This was Ryan Zimmerman on Monday night.
It’s not a facial expression Zimmerman typically makes, in my experience.
Here’s another view, one that’s arguably less flattering to the third baseman/left fielder.
What is going on here? Well, friends, that’s a long story, one involving a missing Zimmermitt, a tumbling teammate, two bats, a ball, a helmet, a ceremonial wash, and many many screenshots.
This happened in the seventh inning, which you might have figured out by that “7” above. There were zero outs (Ibid). Ryan Zimmerman was on second base, although for some reason he had not applied his signature Zimmermitt. Then Wilson Ramos singled. Kilgore:
When Ramos drilled a single to right, third base coach Bobby Henley windmilled Zimmerman home, which may or may not be the only action his right arm is capable of. Zimmerman tumbled to the dish as catcher Wilin Rosario muffed the tag.
“Tumbled” is one word for what Zimmerman did. Other words: dove, plunged, crashed, lunged, pounced, leaped, made like a toddler toppling down one of those moon bounce slide things.
He touched the plate, in an explosion of helmet, ball, tag and bat.
What happened next had all the grace of garbage can being thrown off the side of the Aggro Crag.
“It felt like I fell off a motorcycle,” Zimmerman said.
To skip ahead a bit, he was ruled safe. “After all those replays, how about the slide?” F.P. Santangelo eventually said. “My goodness, what a great slide by Ryan Zimmerman.”
But before that, the slide had transformed into a floor routine, and so Zimmerman rolled. And kept rolling. Golf balls on the greens at Bethpage Black don’t roll like this.
And so the slide turned into something resembling a game of bowling. Zimmerman was the bowling ball. Danny Espinosa was the pesky 7 pin, armed only with one flailing palm, a feather waved in front of the roaring 16-pound sphere of urethane.
Zimmerman picked up the spare. Pretty comfortably, really.
Good-bye, Espinosa’s body. We enjoyed having you as part of this entry. Now you are gone.
“Watch him hit Espinosa,” F.P. Santangelo said, as replays showed the collision, each one as entertaining as the last. “Just tumbling into Danny Espinosa,” Santangelo continued. “That play was awkward in every way.”
By the way, have you thought at all how much easier this post would have been had Washington Post lawyers not decided that we can’t use Vines and Gifs to illustrate entertaining sporting sequences?
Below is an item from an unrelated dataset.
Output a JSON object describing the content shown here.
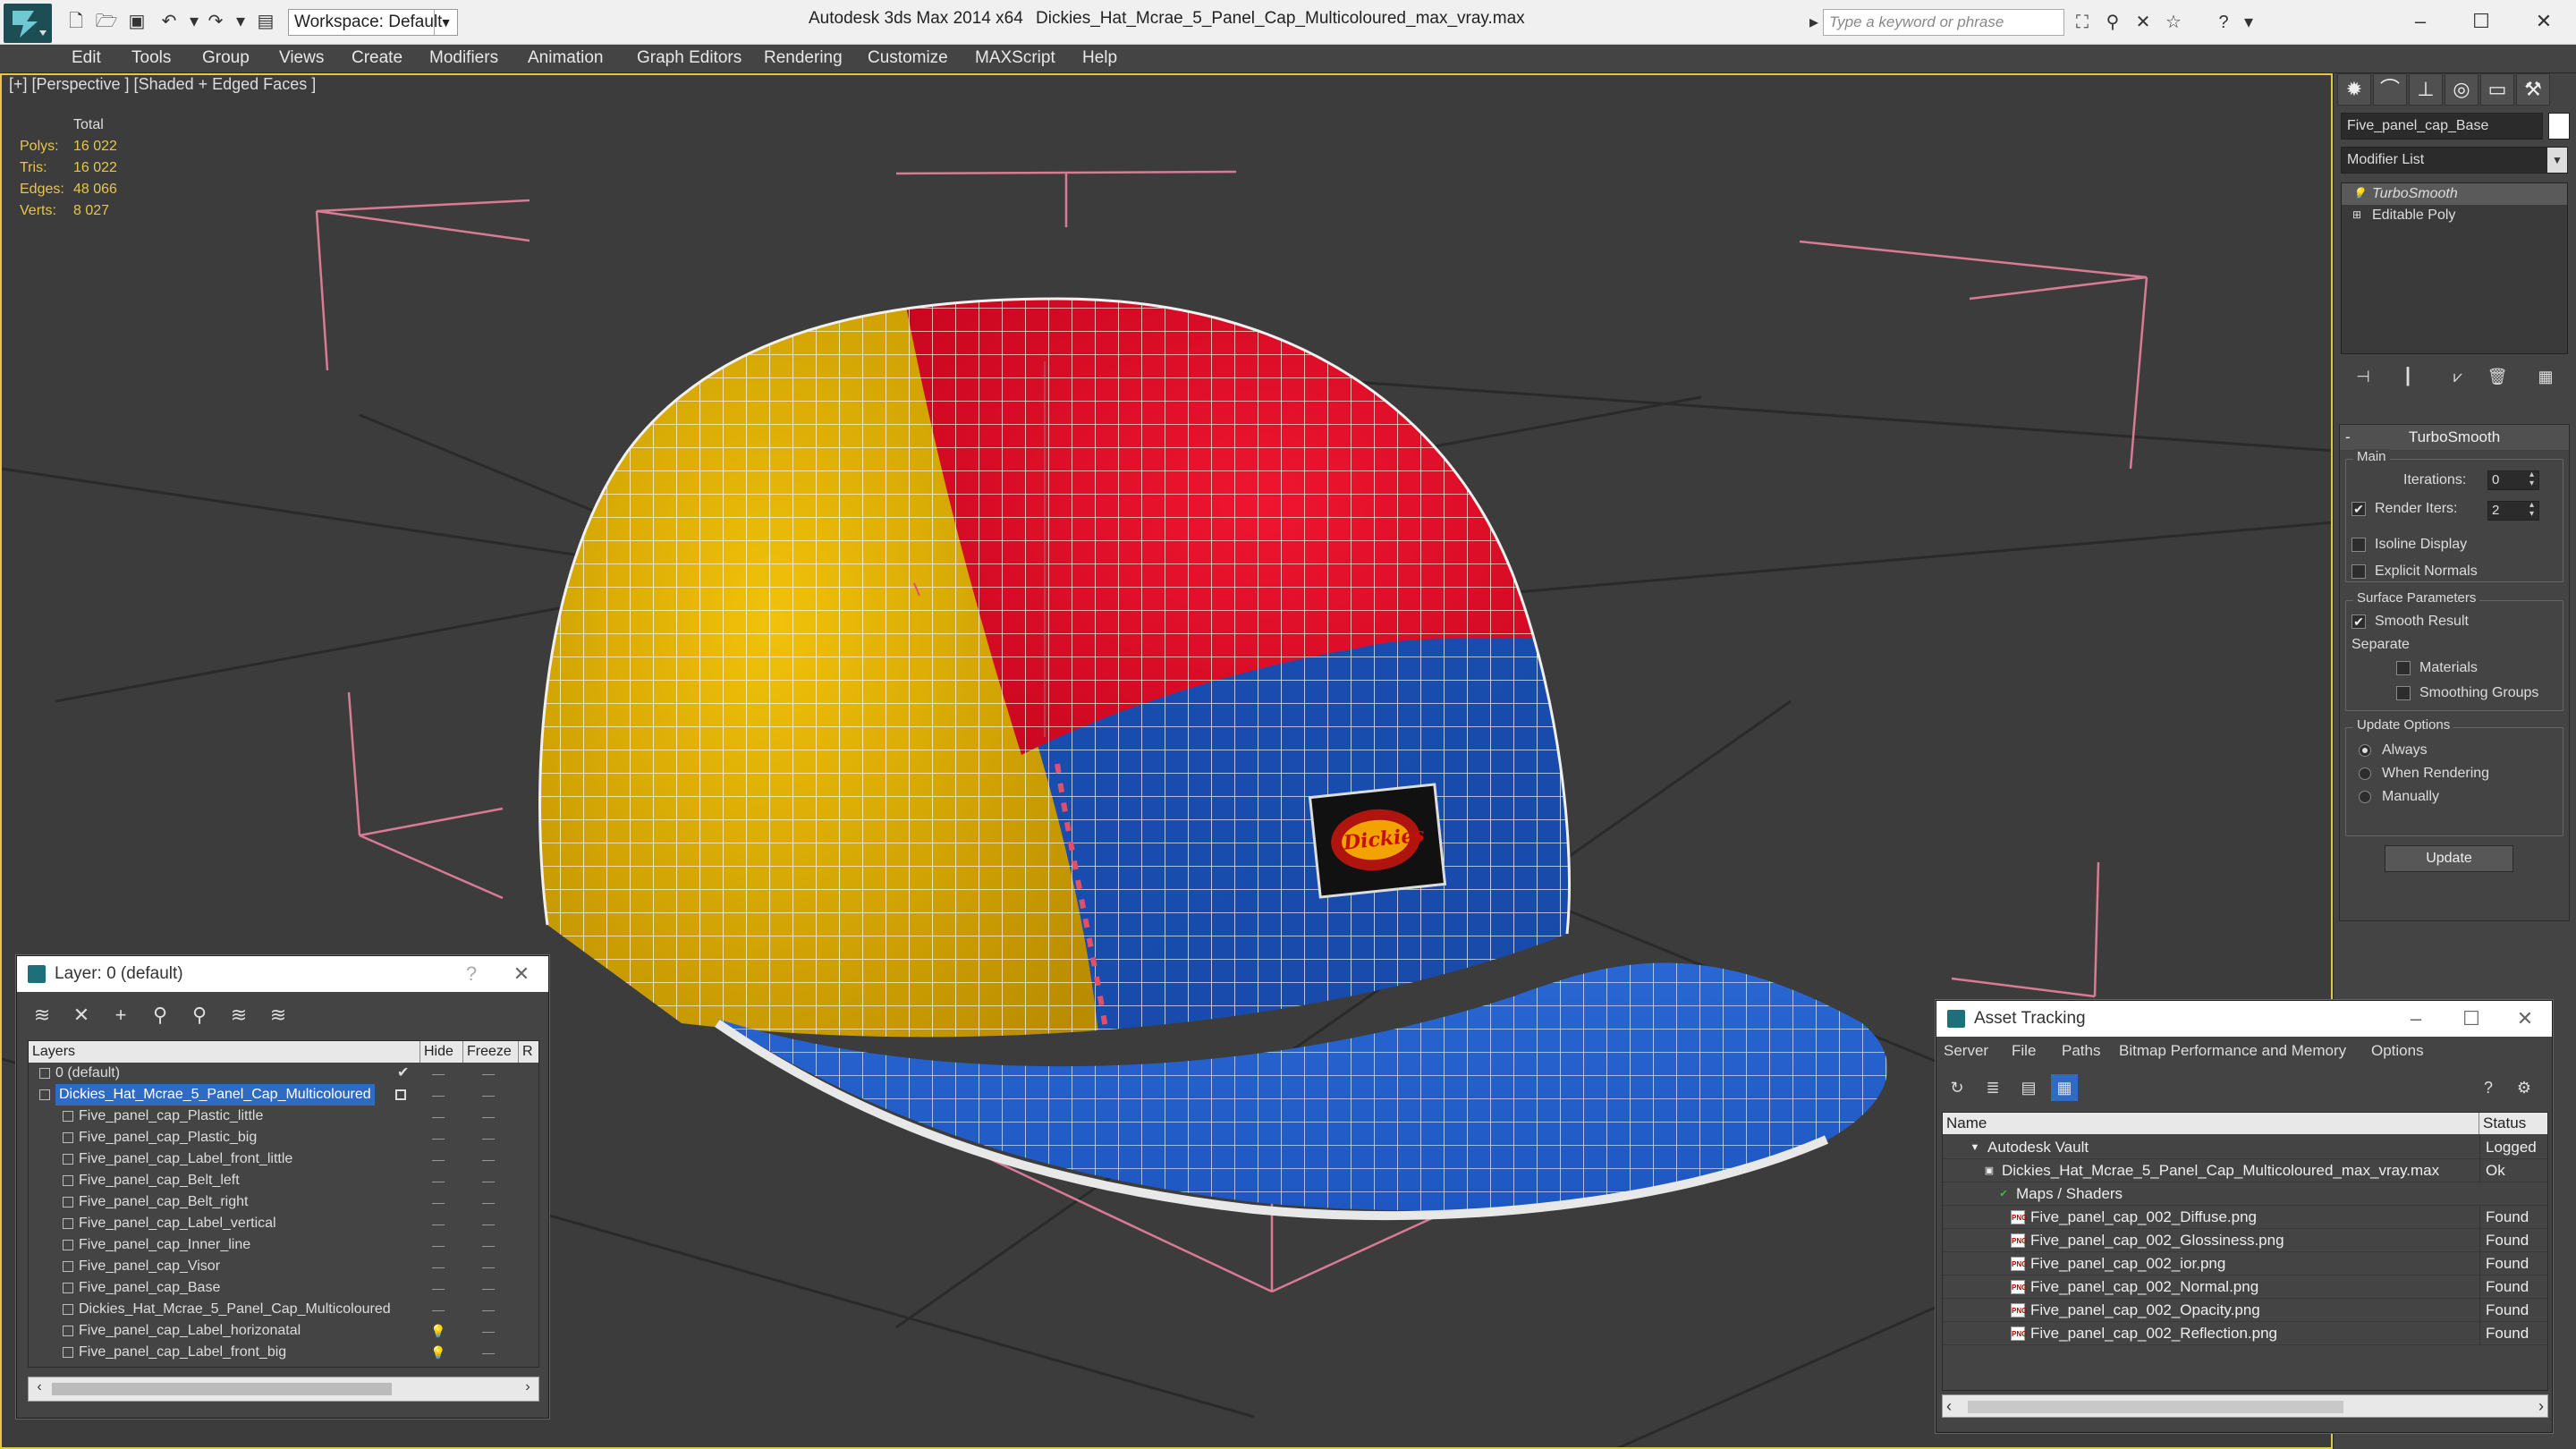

If you’d like, you can print out all of these screengrabs and make your own flip book. It’s a new-wave Gif. Get ahead of the curve. Everyone will be doing it soon.
So anyhow, the pitcher tagged Zimmerman again, just in case. I know that look. It’s the look you give the woman at the lost-and-found counter, when you’ve gone back for the fifth time to ask about your missing laptop, the one with priceless notes that can’t possibly be replaced, and you ask if they’ve maybe found it, even though you surely realize that it’s long gone, and that the woman will inevitably shrug her shoulders and grimace and maybe make the safe sign once again, if a bit apologetically this time.
The runner remained safe.
Then Zimmerman stuck out his tongue, expunging dirt and grime and the previous few moments of delicious anarchy.
And then he washed that collective muck off his body, using a paper cup.